Exercise brief. Wherever a picture appears, skip it and retype the rest of the data exactly.

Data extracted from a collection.
^^^^^^^^^^^^^^^^
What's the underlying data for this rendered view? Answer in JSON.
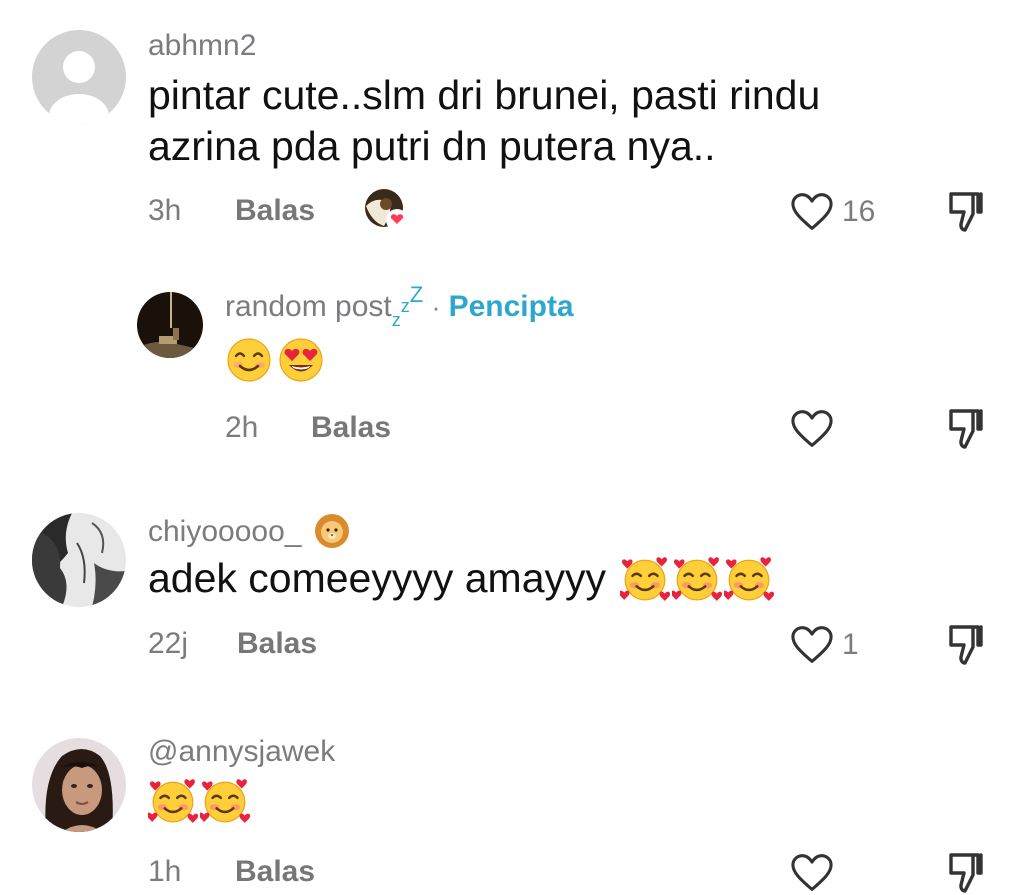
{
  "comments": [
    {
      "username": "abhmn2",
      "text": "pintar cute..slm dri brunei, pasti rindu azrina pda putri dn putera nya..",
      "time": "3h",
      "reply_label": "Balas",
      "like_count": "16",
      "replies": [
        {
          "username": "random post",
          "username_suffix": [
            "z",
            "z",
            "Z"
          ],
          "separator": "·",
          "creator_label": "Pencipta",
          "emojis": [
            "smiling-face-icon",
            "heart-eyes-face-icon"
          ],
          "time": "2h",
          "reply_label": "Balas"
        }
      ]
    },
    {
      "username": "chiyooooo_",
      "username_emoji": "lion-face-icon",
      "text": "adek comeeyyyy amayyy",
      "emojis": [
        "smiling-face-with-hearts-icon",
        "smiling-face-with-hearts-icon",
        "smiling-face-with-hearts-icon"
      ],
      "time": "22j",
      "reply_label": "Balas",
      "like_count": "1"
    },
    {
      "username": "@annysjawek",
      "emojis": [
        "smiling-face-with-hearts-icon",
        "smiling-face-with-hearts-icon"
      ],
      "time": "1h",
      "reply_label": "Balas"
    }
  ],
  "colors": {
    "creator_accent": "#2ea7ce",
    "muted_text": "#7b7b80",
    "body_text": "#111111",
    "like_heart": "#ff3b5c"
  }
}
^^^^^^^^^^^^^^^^
Written answer.
What's the underlying data for this rendered view? Answer in JSON.
{
  "comments": [
    {
      "username": "abhmn2",
      "text": "pintar cute..slm dri brunei, pasti rindu azrina pda putri dn putera nya..",
      "time": "3h",
      "reply_label": "Balas",
      "like_count": "16",
      "replies": [
        {
          "username": "random post",
          "username_suffix": [
            "z",
            "z",
            "Z"
          ],
          "separator": "·",
          "creator_label": "Pencipta",
          "emojis": [
            "smiling-face-icon",
            "heart-eyes-face-icon"
          ],
          "time": "2h",
          "reply_label": "Balas"
        }
      ]
    },
    {
      "username": "chiyooooo_",
      "username_emoji": "lion-face-icon",
      "text": "adek comeeyyyy amayyy",
      "emojis": [
        "smiling-face-with-hearts-icon",
        "smiling-face-with-hearts-icon",
        "smiling-face-with-hearts-icon"
      ],
      "time": "22j",
      "reply_label": "Balas",
      "like_count": "1"
    },
    {
      "username": "@annysjawek",
      "emojis": [
        "smiling-face-with-hearts-icon",
        "smiling-face-with-hearts-icon"
      ],
      "time": "1h",
      "reply_label": "Balas"
    }
  ],
  "colors": {
    "creator_accent": "#2ea7ce",
    "muted_text": "#7b7b80",
    "body_text": "#111111",
    "like_heart": "#ff3b5c"
  }
}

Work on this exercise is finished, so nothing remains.